    2. Observing the implementation of the agreements reached in the negotiations.
  3. The role of potential partner in executing some of the outcomes of the negotiations, especially in social matters or those requiring a non-polarizing actor, such as national dialogue or transitional justice.

  Our main requests for this period:

 What we need the most is for the space within which civil society can operate in Syria to be extended. Undertakings by peaceful civilian activists are still carried out at great personal risks, such as arbitrary detention, which has claimed some of the most important leaders in Syria. Among the mechanisms that help us to mitigate this propose we suggest:

    1. The provision of UN protection for Syrian civilian activists and civil society groups who commit to peaceful activity and to refrain from violating international law.
    2. The appointment of a team within the office of the International Envoy to Syria responsible for coordination with Syrian civil society and supporting its activities within the mandate of the United Nations, and for the team to include gender expert that can aid the role of Syrian women in peacebuilding.
  1. The expansion of the UN Mission inside Syria and its mandate. Our experience is that UN agencies presence in Syria has always been a positive factor in promoting calm and providing “protection by presence” for civilians.
  2. The reclassification of Syria as a target state for development programmes, rather than simply humanitarian relief under the UNDP. Development indicators in Syria have dropped drastically, which feeds the roots of the conflict itself. It also contributes to the dramatically-worsening education gap, which threatens both current stability and future recoverability, and to the decline in public life among inhabitants and the deterioration of morale, which in turn spawns violence and crime and the growth of new violent groups which thrive in a climate of insecurity and deteriorating social cohesion affecting the country.
  3. The deployment of a mission of UN international observers authorized under SC Chapter VI, similar to the observers mission deployed in Syrian in April 2012, which we observed its tangible positive violence-calming impact, and to deploy such monitors in areas where violence is not very acute.
  4. The promotion of the direct involvement of Syrian civil society in the tracks of the solution and to try to its representation wide and balanced especially from the gender perspective, and to be able to represent the diverse orientations and needs of the Syrian people.

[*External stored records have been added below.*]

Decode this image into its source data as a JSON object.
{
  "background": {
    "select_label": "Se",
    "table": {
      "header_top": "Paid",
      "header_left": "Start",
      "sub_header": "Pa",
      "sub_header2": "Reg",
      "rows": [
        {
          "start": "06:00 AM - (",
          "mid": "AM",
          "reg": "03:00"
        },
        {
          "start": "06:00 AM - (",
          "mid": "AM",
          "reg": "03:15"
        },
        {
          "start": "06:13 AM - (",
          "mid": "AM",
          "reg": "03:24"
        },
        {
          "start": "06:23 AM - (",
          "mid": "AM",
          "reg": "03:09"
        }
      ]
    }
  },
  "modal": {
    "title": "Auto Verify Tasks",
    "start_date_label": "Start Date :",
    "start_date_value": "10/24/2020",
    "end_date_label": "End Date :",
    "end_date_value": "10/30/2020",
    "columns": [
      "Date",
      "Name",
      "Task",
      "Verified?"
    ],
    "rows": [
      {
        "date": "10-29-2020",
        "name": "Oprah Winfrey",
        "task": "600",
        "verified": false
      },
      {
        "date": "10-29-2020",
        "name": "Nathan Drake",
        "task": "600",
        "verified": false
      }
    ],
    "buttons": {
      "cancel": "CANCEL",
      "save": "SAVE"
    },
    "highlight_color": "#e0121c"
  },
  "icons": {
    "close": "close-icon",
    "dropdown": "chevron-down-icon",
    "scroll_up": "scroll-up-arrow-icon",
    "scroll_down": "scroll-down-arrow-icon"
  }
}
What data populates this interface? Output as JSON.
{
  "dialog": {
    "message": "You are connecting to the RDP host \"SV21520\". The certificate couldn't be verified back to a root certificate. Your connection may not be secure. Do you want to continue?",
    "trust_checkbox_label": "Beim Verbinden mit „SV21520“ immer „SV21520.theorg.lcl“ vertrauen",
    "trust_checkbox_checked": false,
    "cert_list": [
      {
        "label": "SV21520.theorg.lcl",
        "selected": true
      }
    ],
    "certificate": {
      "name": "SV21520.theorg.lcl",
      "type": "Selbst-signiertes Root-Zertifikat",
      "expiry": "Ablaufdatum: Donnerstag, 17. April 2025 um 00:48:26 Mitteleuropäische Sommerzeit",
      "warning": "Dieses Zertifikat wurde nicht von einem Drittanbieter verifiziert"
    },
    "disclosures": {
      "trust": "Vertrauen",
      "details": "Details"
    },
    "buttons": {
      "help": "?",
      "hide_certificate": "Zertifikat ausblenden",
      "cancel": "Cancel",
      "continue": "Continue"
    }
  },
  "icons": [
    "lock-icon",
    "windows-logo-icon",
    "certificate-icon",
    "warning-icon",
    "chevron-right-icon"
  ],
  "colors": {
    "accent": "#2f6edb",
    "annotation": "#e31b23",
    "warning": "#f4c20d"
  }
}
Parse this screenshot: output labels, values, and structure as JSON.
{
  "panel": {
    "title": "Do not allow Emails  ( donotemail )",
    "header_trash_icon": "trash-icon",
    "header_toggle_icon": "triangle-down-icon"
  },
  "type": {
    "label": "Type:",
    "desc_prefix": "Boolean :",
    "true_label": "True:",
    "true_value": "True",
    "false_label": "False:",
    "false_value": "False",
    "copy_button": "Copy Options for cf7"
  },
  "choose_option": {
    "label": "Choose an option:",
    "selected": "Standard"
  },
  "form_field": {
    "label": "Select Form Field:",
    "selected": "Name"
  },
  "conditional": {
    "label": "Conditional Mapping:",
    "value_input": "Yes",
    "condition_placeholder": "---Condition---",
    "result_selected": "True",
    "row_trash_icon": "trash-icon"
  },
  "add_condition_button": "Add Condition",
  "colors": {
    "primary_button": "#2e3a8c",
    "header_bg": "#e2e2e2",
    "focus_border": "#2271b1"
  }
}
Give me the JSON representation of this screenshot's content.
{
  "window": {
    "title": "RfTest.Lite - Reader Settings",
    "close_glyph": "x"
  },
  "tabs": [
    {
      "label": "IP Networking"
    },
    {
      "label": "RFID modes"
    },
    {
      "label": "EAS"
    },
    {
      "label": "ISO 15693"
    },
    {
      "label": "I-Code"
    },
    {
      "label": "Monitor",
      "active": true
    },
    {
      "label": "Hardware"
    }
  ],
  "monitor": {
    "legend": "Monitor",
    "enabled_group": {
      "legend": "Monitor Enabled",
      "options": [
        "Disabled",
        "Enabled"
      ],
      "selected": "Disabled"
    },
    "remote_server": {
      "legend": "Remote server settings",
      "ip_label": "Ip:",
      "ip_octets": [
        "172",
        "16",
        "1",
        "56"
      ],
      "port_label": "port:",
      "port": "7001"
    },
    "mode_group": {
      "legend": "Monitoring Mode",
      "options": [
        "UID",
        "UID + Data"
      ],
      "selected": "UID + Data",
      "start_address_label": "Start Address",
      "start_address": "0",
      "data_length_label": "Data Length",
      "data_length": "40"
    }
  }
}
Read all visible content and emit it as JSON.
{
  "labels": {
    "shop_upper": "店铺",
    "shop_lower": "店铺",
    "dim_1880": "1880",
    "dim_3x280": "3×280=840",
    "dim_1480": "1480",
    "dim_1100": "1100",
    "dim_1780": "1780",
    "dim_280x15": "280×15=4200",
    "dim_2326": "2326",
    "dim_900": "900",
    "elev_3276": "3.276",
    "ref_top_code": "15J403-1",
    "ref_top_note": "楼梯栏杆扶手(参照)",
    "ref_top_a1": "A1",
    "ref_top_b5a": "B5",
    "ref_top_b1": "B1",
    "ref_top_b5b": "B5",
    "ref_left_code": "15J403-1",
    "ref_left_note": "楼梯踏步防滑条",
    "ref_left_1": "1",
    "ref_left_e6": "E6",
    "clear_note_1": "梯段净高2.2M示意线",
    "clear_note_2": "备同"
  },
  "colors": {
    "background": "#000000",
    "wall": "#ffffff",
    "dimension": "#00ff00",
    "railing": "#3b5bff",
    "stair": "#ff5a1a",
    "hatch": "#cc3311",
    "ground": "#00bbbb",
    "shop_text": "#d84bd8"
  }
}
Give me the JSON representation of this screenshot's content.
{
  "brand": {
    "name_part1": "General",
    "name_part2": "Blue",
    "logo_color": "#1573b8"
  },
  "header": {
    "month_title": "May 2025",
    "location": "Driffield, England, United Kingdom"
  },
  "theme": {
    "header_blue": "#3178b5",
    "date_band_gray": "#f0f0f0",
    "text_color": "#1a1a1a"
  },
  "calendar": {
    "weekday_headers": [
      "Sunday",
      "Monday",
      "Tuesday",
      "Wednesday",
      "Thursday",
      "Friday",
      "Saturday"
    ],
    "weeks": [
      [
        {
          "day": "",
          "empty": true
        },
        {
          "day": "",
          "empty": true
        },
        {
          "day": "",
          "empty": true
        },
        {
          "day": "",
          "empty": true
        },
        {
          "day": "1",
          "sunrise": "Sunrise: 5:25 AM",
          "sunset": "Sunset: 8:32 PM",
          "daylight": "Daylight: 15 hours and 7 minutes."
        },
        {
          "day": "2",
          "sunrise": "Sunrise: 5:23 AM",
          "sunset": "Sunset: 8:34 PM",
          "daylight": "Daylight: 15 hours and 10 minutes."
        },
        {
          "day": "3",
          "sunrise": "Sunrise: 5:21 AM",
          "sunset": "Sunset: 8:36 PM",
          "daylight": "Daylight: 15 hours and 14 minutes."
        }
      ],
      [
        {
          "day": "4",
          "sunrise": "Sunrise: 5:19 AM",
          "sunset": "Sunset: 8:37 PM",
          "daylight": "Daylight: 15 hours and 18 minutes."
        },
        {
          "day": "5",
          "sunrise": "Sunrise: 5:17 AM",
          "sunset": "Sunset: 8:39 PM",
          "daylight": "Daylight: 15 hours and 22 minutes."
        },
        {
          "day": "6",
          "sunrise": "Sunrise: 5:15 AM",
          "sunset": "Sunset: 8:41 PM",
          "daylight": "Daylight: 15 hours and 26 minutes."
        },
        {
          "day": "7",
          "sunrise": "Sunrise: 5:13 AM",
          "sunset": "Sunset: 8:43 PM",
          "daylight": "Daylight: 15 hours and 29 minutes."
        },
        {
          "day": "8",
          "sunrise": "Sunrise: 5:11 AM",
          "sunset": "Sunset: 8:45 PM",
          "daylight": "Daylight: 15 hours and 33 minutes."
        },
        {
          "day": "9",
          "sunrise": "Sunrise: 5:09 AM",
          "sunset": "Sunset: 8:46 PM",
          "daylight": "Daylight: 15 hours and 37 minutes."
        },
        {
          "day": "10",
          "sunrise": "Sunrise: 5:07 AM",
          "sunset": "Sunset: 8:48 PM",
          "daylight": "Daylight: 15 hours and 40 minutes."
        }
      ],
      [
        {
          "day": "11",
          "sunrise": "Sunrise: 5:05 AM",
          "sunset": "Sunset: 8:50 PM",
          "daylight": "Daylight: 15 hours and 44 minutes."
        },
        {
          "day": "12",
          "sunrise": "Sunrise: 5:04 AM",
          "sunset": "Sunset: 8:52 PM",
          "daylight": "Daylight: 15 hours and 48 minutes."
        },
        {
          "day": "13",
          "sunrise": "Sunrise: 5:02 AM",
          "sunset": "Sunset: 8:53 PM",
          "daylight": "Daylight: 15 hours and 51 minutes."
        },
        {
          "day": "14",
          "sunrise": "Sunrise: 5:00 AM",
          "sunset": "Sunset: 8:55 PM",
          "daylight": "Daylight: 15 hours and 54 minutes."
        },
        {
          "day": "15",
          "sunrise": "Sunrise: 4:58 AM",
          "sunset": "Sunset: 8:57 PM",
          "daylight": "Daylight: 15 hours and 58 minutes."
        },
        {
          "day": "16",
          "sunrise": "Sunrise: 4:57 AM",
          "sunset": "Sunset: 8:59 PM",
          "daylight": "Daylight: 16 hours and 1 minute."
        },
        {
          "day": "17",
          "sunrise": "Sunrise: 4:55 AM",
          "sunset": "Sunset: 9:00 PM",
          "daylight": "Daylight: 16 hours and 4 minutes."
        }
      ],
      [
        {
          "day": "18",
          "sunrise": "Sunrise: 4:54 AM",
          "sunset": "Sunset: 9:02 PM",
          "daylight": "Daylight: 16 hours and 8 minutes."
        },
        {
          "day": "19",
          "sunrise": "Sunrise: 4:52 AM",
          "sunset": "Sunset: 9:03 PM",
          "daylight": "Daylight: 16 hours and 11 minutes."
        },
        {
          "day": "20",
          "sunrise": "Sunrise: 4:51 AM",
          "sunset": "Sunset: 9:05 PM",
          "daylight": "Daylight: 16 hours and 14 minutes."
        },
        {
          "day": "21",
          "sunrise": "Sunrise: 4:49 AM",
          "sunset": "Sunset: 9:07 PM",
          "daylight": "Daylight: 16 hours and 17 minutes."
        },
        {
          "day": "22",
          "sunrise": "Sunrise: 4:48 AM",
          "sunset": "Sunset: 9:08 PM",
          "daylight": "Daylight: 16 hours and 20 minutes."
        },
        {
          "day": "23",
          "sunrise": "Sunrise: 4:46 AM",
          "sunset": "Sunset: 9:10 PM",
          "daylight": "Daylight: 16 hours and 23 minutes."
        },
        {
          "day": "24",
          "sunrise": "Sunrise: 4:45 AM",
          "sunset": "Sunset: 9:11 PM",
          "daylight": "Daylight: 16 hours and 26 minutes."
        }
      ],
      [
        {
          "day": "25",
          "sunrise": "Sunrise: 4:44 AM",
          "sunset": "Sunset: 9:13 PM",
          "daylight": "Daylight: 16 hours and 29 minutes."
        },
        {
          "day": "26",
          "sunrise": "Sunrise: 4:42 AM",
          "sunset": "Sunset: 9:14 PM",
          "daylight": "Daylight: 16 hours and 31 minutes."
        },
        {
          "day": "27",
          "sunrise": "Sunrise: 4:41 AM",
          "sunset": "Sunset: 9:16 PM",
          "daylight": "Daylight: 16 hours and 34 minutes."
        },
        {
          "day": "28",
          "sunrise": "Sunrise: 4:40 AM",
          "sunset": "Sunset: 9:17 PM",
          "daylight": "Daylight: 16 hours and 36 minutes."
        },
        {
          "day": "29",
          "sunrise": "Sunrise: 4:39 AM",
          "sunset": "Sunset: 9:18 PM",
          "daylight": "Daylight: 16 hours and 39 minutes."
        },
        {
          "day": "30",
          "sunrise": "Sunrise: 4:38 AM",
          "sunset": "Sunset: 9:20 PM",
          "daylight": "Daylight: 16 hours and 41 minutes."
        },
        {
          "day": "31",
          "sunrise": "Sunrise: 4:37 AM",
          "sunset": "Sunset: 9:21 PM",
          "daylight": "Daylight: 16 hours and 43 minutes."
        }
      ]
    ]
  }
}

 Syrian civil society has imposed itself on the ground as an essential part of the solution; the track it opened should not be removed from the other solution tracks.

  Syrian Civil Coalition

Damascus, September 2014